“Lara knew exactly what she wanted. The question was how she was going to get it.”
The Stars Shine Down, by Sidney Sheldon
William Morrow, 1992
400 pages (hardcover)
Lara Cameron is young and beautiful. Rising from a past she seeks to repress, she achieves her wildest ambition, creating a much-envied business empire. Then, overnight, all that has gone before, her fortune, her achievements, and her marriage – everything – is at risk.
Paul Martin, a brilliant but mysterious lawyer who is captivated by Lara, finally is faced with her desire for independence and his own compulsion not to let her go.
Howard Keller, Lara’s longtime friend and mentor, is torn between loyalty to her and maintaining a terrifying secret, one that must never be revealed – especially to Lara.
It is Philip Adler who offers Lara an exciting new world, but at a devastating price that threatens to destroy them both.
As a thriller, The Stars Shine Down was pretty terrible. I don’t even know why it’s classified as such, since nothing suspenseful or thrilling happens until about three-quarters of the way through the book.

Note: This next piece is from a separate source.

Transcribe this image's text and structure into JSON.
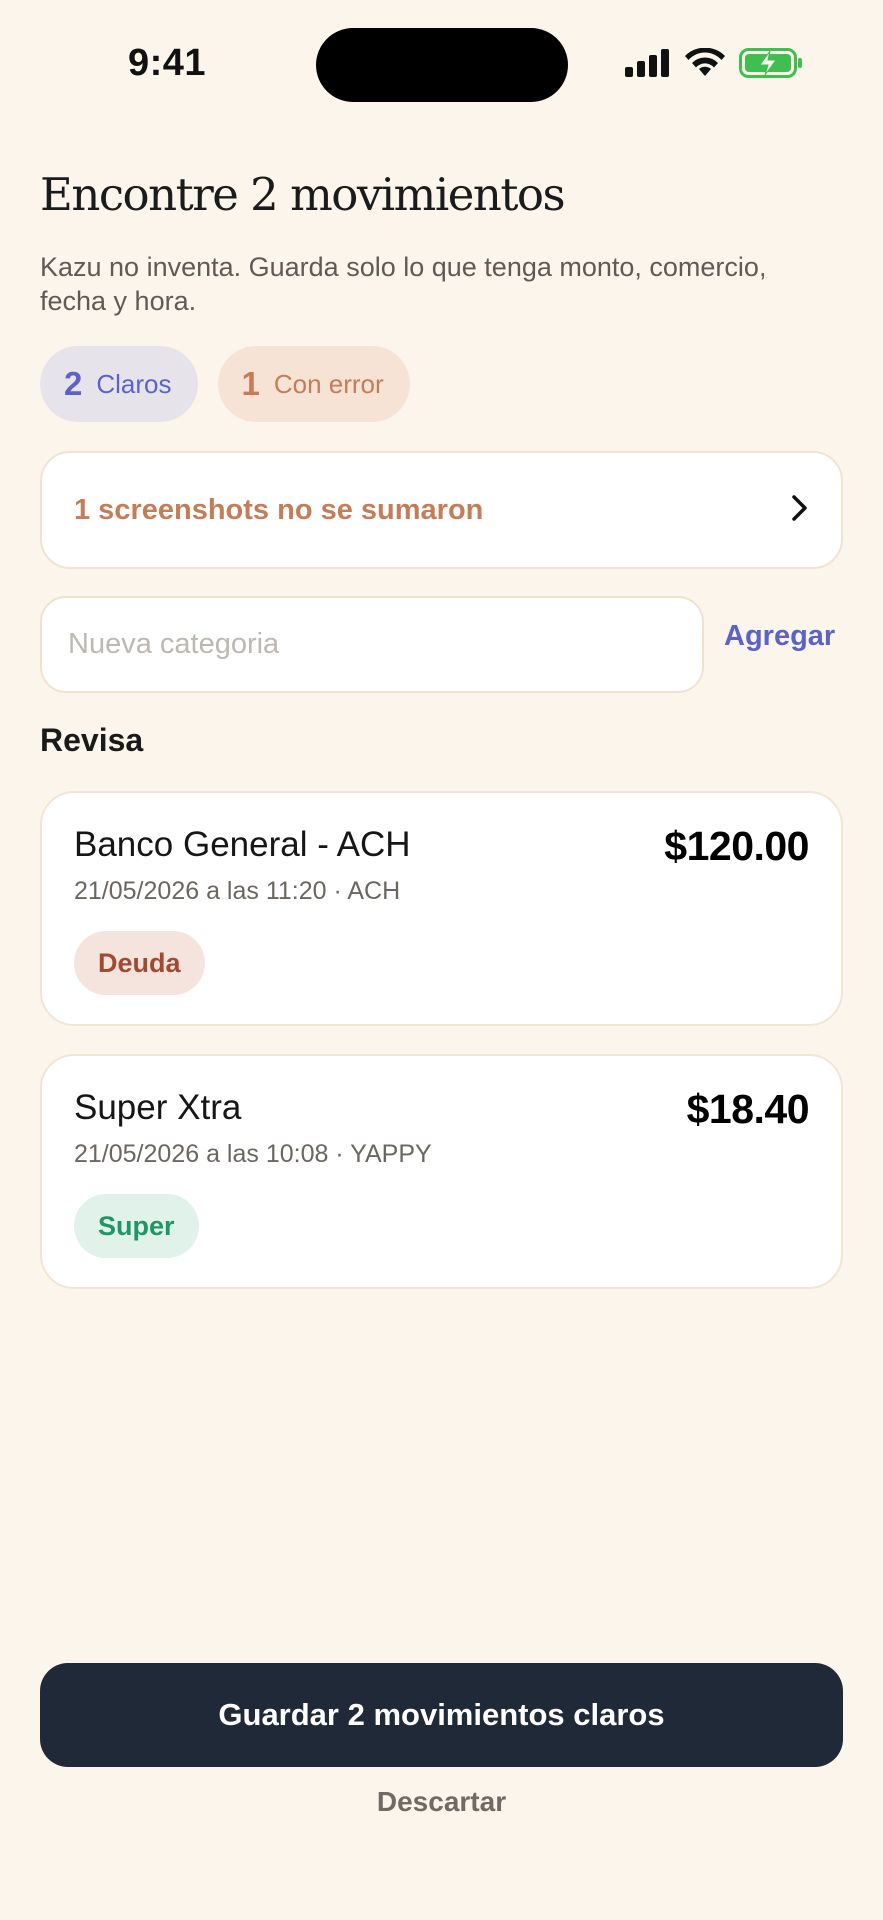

It’s so compulsively readable. Sidney Sheldon takes a plot that should have had me bored to tears and somehow turns it into something I just can’t put down. There’s nothing particularly remarkable about the writing, and yet it must be ingenious, because it certainly wasn’t the plot keeping me going.
The book starts in a strange way. The opening leads into a flashback, which then leads into another flashback. I was starting to find it ridiculous and thinking I’d probably DNF, because this wasn’t at all the book I’d been expecting… but I was a hundred pages in before I finally put it down. And by then, somehow, I was hooked.

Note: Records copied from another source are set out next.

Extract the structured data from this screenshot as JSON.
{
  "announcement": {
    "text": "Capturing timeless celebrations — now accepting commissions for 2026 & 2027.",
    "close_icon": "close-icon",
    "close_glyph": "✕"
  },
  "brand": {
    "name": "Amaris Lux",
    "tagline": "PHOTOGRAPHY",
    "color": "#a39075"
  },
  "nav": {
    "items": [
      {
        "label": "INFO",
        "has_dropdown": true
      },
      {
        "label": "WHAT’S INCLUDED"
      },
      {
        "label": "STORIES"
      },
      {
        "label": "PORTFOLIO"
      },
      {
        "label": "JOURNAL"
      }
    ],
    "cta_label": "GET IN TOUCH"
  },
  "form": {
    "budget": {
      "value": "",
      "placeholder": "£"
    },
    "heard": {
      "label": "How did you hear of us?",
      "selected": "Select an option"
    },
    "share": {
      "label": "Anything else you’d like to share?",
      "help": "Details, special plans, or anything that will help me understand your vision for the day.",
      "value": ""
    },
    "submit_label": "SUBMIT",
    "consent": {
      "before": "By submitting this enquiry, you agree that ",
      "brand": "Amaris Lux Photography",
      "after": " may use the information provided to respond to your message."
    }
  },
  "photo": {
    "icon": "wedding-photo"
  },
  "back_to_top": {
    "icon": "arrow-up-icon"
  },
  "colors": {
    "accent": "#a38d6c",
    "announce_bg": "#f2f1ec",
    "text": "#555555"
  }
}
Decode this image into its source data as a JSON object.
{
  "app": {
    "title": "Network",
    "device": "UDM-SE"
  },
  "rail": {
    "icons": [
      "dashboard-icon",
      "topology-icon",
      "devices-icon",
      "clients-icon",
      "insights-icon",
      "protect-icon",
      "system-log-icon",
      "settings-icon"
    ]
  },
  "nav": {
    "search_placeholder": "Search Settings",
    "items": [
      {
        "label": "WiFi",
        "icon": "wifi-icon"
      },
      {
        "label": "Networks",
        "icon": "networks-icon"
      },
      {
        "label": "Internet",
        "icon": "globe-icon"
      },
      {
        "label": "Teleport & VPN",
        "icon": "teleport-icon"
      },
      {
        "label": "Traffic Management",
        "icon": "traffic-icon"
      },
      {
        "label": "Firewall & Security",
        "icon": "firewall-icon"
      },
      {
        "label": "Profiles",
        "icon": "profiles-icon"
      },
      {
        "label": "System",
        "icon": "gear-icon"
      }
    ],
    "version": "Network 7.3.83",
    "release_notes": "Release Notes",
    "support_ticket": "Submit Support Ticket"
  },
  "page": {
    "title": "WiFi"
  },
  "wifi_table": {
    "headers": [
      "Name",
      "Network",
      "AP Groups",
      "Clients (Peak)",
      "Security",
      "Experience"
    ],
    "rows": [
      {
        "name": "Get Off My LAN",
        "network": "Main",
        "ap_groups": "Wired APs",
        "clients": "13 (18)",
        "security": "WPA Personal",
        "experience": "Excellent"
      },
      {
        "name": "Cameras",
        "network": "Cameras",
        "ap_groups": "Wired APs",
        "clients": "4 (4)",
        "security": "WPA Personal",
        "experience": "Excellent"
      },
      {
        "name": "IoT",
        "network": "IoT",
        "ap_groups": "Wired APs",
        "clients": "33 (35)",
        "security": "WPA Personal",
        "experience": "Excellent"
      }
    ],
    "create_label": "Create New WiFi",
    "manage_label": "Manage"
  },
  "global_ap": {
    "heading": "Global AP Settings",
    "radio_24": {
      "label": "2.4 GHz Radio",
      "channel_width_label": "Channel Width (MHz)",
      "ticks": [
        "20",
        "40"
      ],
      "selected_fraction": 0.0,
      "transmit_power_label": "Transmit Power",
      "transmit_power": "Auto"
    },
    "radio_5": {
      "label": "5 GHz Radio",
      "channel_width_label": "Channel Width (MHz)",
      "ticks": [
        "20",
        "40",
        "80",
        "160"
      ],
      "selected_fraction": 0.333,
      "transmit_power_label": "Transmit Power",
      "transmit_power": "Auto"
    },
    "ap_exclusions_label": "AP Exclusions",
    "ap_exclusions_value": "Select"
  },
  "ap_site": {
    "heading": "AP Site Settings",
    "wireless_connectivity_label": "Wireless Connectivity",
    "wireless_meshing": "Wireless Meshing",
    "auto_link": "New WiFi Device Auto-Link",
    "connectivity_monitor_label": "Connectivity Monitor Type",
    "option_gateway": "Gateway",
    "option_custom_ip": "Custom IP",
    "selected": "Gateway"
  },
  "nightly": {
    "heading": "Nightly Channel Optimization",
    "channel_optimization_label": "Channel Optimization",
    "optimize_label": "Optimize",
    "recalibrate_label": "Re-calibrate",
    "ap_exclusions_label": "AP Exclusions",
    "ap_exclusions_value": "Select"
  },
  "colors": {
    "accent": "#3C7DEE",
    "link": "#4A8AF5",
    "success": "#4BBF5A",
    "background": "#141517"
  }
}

And it only got better from there. Once Lara is grown, she becomes an interesting heroine, a fascinating contradiction. At that point, I was definitely reading more for her than anything else. But that still doesn’t explain how I got through the introduction, all through her childhood, without giving up.
Even now, I can’t quite understand what this book did to me. All I know is that I definitely need to read more of Sidney Sheldon.
Does The Stars Shine Down sound like something you’d pick up? What was the last book you read that caught you completely off-guard?